Required action: Each line below must be set down exactly; omit any image you find.

Element data from apps and pages
::::::

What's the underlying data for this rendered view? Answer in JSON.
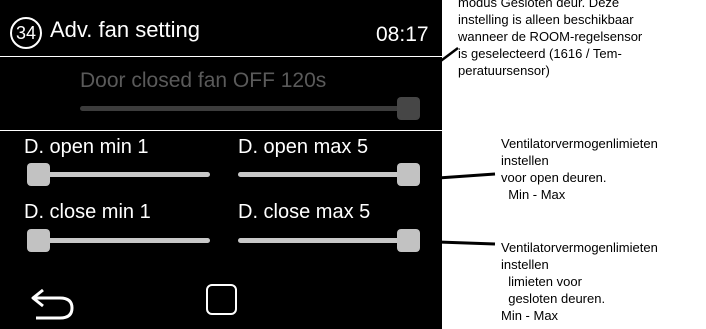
{
  "screen": {
    "number": "34",
    "title": "Adv. fan setting",
    "clock": "08:17",
    "door_closed_text": "Door closed fan OFF  120s",
    "sliders": [
      {
        "label": "D. open min 1",
        "level": 0.0
      },
      {
        "label": "D. open max 5",
        "level": 1.0
      },
      {
        "label": "D. close min 1",
        "level": 0.0
      },
      {
        "label": "D. close max 5",
        "level": 1.0
      }
    ],
    "door_closed_level": 1.0,
    "nav": {
      "back_icon": "back-arrow-icon",
      "home_icon": "square-home-icon"
    }
  },
  "annotations": {
    "top_note": [
      "modus Gesloten deur. Deze",
      "instelling is alleen beschikbaar",
      "wanneer de ROOM-regelsensor",
      "is geselecteerd (1616 / Tem-",
      "peratuursensor)"
    ],
    "open_note": [
      "Ventilatorvermogenlimieten",
      "instellen",
      "voor open deuren.",
      "  Min - Max"
    ],
    "closed_note": [
      "Ventilatorvermogenlimieten",
      "instellen",
      "  limieten voor",
      "  gesloten deuren.",
      "Min - Max"
    ]
  }
}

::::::

Answer for this exercise:
What's the underlying data for this rendered view? Answer in JSON.
{
  "screen": {
    "number": "34",
    "title": "Adv. fan setting",
    "clock": "08:17",
    "door_closed_text": "Door closed fan OFF  120s",
    "sliders": [
      {
        "label": "D. open min 1",
        "level": 0.0
      },
      {
        "label": "D. open max 5",
        "level": 1.0
      },
      {
        "label": "D. close min 1",
        "level": 0.0
      },
      {
        "label": "D. close max 5",
        "level": 1.0
      }
    ],
    "door_closed_level": 1.0,
    "nav": {
      "back_icon": "back-arrow-icon",
      "home_icon": "square-home-icon"
    }
  },
  "annotations": {
    "top_note": [
      "modus Gesloten deur. Deze",
      "instelling is alleen beschikbaar",
      "wanneer de ROOM-regelsensor",
      "is geselecteerd (1616 / Tem-",
      "peratuursensor)"
    ],
    "open_note": [
      "Ventilatorvermogenlimieten",
      "instellen",
      "voor open deuren.",
      "  Min - Max"
    ],
    "closed_note": [
      "Ventilatorvermogenlimieten",
      "instellen",
      "  limieten voor",
      "  gesloten deuren.",
      "Min - Max"
    ]
  }
}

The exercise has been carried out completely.